## Records shown
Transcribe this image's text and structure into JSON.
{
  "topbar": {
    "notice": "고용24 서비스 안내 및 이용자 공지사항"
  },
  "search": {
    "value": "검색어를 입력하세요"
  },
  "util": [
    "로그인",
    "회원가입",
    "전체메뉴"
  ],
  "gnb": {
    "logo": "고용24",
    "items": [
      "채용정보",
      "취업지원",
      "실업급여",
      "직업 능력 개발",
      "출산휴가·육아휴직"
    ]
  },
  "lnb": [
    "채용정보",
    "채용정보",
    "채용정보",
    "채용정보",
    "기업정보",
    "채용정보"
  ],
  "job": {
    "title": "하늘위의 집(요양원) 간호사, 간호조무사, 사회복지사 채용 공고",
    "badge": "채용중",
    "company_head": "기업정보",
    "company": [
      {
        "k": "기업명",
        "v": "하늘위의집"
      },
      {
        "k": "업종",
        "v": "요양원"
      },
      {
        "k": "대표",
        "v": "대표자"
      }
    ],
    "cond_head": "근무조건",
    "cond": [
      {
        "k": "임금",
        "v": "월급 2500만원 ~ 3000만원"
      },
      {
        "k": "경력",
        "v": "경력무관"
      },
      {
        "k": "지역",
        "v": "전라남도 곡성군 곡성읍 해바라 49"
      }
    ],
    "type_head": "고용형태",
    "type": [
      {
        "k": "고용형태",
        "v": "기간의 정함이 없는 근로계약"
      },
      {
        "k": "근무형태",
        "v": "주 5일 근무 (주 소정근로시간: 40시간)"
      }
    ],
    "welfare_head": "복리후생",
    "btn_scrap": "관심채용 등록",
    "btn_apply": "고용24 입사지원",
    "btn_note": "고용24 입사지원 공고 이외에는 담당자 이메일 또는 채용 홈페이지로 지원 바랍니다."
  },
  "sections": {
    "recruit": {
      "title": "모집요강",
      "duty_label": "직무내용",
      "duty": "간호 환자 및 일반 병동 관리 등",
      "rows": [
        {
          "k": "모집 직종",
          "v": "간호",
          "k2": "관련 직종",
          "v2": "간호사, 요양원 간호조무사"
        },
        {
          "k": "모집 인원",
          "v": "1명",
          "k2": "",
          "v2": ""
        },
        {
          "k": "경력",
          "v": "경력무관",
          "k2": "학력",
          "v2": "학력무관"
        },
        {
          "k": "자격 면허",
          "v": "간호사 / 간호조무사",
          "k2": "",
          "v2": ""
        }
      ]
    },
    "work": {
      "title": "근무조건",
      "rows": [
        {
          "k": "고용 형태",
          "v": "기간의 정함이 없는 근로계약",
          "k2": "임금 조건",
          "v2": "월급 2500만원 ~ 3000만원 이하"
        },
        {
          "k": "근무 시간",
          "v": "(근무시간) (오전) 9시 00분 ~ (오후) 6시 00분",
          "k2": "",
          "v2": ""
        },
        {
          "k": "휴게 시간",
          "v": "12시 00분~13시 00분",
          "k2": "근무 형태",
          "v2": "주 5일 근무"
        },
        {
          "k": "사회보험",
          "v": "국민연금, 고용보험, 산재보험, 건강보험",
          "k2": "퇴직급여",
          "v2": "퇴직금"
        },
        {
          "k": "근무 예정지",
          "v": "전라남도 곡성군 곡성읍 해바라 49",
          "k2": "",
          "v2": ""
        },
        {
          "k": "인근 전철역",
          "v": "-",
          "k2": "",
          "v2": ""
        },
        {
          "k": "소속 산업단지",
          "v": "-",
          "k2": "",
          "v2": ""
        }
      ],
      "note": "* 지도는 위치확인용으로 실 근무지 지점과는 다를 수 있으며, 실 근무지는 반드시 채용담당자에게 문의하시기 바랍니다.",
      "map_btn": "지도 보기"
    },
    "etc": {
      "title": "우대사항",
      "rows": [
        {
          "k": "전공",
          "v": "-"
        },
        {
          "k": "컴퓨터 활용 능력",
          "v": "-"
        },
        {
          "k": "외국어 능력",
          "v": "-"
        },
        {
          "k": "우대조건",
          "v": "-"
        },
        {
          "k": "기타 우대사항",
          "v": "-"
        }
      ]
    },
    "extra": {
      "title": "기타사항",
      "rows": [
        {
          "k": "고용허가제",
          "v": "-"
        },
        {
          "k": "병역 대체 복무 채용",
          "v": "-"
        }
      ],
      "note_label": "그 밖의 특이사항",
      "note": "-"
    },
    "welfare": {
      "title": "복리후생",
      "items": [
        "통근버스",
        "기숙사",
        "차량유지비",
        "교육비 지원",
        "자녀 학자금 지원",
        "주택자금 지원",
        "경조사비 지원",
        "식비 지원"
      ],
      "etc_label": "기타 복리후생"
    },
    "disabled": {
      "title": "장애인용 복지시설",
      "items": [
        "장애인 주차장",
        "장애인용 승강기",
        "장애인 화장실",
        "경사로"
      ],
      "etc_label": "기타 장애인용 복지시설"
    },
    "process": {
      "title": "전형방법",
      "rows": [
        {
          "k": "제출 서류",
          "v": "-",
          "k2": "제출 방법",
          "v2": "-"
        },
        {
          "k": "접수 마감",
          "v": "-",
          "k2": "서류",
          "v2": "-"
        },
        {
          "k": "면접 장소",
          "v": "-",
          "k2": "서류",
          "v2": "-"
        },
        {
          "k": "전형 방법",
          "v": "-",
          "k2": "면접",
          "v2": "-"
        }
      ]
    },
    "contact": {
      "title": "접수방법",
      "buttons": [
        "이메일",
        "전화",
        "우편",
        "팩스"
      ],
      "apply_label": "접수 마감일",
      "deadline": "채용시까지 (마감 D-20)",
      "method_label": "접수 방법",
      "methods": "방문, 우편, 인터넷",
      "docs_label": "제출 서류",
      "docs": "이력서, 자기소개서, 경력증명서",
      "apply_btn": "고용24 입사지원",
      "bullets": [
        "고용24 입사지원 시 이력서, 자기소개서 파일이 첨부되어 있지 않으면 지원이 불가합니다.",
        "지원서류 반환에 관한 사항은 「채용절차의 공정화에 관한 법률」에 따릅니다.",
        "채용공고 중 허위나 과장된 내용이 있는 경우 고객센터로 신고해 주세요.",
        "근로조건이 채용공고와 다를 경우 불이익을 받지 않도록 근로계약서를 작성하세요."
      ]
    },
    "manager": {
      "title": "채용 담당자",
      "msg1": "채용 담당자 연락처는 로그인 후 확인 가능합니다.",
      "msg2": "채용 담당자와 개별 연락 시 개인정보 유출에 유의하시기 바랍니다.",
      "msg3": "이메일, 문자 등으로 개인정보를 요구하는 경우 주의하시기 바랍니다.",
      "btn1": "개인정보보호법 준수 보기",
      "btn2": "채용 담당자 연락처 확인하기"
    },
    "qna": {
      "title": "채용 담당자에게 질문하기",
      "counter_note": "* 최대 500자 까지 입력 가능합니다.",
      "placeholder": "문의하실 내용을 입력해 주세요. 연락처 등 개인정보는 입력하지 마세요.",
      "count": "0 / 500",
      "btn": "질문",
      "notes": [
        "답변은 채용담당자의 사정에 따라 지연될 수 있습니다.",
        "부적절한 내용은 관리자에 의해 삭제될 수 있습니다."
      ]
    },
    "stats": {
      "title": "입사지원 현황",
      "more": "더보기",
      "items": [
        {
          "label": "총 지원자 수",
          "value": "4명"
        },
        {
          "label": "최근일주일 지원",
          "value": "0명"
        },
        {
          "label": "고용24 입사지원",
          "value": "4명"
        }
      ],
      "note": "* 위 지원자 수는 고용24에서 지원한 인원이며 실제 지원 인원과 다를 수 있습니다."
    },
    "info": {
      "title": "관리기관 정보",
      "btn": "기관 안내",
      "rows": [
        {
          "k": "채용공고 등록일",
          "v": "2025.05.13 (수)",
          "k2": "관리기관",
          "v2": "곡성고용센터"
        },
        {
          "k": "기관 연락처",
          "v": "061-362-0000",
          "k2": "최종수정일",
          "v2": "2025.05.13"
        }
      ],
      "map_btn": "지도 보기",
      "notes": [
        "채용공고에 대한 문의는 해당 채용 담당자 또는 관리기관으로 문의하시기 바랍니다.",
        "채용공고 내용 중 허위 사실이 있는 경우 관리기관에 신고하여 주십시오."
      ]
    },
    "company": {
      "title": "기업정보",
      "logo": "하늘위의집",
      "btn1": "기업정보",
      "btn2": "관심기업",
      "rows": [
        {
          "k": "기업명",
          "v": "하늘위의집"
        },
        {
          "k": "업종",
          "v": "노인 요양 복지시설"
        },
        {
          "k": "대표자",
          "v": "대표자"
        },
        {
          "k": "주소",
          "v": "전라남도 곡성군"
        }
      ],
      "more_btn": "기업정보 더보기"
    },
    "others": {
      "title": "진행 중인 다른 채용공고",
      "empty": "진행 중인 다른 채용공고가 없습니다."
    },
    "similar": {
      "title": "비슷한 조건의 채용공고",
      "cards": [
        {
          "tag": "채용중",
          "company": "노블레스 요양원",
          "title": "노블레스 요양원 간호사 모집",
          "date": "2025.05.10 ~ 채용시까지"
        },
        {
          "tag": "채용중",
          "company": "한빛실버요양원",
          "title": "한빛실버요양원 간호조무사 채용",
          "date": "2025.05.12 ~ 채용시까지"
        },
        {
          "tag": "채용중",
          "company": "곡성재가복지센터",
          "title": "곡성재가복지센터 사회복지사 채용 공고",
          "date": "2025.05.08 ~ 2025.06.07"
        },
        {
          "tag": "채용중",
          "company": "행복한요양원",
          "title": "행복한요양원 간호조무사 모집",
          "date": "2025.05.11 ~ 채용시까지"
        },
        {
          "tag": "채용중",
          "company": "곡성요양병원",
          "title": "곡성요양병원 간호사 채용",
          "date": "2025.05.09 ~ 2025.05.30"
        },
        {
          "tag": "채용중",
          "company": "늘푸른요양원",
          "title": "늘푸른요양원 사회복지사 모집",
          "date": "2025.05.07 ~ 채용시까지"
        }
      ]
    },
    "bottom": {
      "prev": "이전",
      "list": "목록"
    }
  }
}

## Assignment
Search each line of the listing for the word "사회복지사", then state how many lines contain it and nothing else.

## Answer to this task
3